An excerpt:

When his son was born, Reverend Louis DeCaro Jr. was dismayed to learn that none of the doctors on call at Manhattan’s Allen Pavilion hospital had time to perform the circumcision. At a loss, the DeCaros turned for advice to their Manhattan pediatrician, Andrew Mutnick, who offered a simple solution: Hire a Jewish ritual circumciser, known as a mohel.

Mutnick put the family in touch with Cantor Philip Sherman, an Orthodox mohel working in the tri-state area. Sherman says he has performed more than 18,000 circumcisions in his 30-year career. There were no piles of bagels and lox waiting in the next room, no family members on hand to celebrate, but the DeCaros developed an admiration for the ancient tradition informing Sherman’s work.

“When [a circumcision] is done by a mohel, you appreciate the gravity, the beauty of the religious connotations,” DeCaro said in an interview with the Forward.


As an interfaith family, we wrestled with circumcision, and ultimately decided to have it done on Curious Boy. The boys in Philosopher Mom's (Catholic) family had it done, so she was comfortable with the idea. Being Jewish I was in favour of it. Our decision took in to account both the proposed health benefits as well as the cultural elements. Since we are raising the children as interfaith, we had the circumcision done at the hospital by the pediatrician.

Mohels Give Non-Jewish Babies a Slice of Tradition

Via Freakonmomics




AddThis Social Bookmark Button

Sunday, January 06, 2008

2007 in Review

As 2007 rapidly draws to a close (WHOOSH!). Oh. Right. Missed that one. I have been deliciously unplugged since my last post, which means that I have managed to miss all of the stupid top ten lists and falling disco balls. It also means that I haven't been able to keep letting you know how we've been doing.

Actually quite well, thanks.

Zen Girl can now safely eat carrots, applesauce, squash and pear. Her iron levels have stabilized and she's sitting rather nicely.

Monday is a pivotal day. We are going to introduce lamb into her diet. She needs a source of protein, fat other than breast milk, but the iron in it is critical.

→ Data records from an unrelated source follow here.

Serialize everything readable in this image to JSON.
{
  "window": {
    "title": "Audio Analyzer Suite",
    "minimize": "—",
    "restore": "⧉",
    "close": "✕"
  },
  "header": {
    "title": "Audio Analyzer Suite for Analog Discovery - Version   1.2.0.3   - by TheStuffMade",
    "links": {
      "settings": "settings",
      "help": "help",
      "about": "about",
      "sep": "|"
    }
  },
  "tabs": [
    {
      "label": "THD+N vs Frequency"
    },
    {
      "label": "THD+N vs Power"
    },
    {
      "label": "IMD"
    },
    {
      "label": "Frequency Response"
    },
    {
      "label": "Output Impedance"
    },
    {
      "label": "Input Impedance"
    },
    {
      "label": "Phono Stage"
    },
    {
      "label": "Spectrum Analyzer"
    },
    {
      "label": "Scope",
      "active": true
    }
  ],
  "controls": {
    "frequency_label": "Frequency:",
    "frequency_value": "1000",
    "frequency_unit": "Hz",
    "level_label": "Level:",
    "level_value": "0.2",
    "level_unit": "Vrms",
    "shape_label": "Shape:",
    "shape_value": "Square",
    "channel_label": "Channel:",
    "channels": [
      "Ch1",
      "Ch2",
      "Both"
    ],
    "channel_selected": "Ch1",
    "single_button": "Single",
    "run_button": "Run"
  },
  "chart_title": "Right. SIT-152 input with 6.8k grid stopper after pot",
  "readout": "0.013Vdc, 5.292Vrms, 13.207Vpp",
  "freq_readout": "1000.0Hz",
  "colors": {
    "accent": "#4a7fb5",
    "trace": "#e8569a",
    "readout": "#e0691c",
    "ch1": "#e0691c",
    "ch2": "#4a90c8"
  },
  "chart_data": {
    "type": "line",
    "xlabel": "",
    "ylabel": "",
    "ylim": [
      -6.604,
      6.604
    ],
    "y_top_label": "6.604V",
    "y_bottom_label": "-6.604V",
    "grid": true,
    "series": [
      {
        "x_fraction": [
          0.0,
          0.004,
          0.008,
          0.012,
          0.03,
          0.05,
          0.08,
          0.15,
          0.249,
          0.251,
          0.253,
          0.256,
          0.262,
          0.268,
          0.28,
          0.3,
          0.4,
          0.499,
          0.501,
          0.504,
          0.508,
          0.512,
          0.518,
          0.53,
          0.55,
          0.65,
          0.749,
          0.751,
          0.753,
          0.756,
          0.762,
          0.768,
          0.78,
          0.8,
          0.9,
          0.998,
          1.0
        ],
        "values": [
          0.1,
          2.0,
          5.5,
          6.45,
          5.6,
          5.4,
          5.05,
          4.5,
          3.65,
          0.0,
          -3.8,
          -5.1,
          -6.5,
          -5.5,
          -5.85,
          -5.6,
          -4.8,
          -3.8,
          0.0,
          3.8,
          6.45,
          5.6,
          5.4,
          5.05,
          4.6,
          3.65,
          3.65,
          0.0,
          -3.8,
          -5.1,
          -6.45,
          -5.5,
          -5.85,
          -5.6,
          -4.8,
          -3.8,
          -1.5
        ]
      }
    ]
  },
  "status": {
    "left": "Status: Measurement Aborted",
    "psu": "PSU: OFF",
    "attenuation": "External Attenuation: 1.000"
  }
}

If she can tolerate lamb, than we are essentially out of the woods for the time being. As Zen Girl's palate broadens, so hopefully will Philosopher Mom's (who is carrying on as valiantly as ever).

AddThis Social Bookmark Button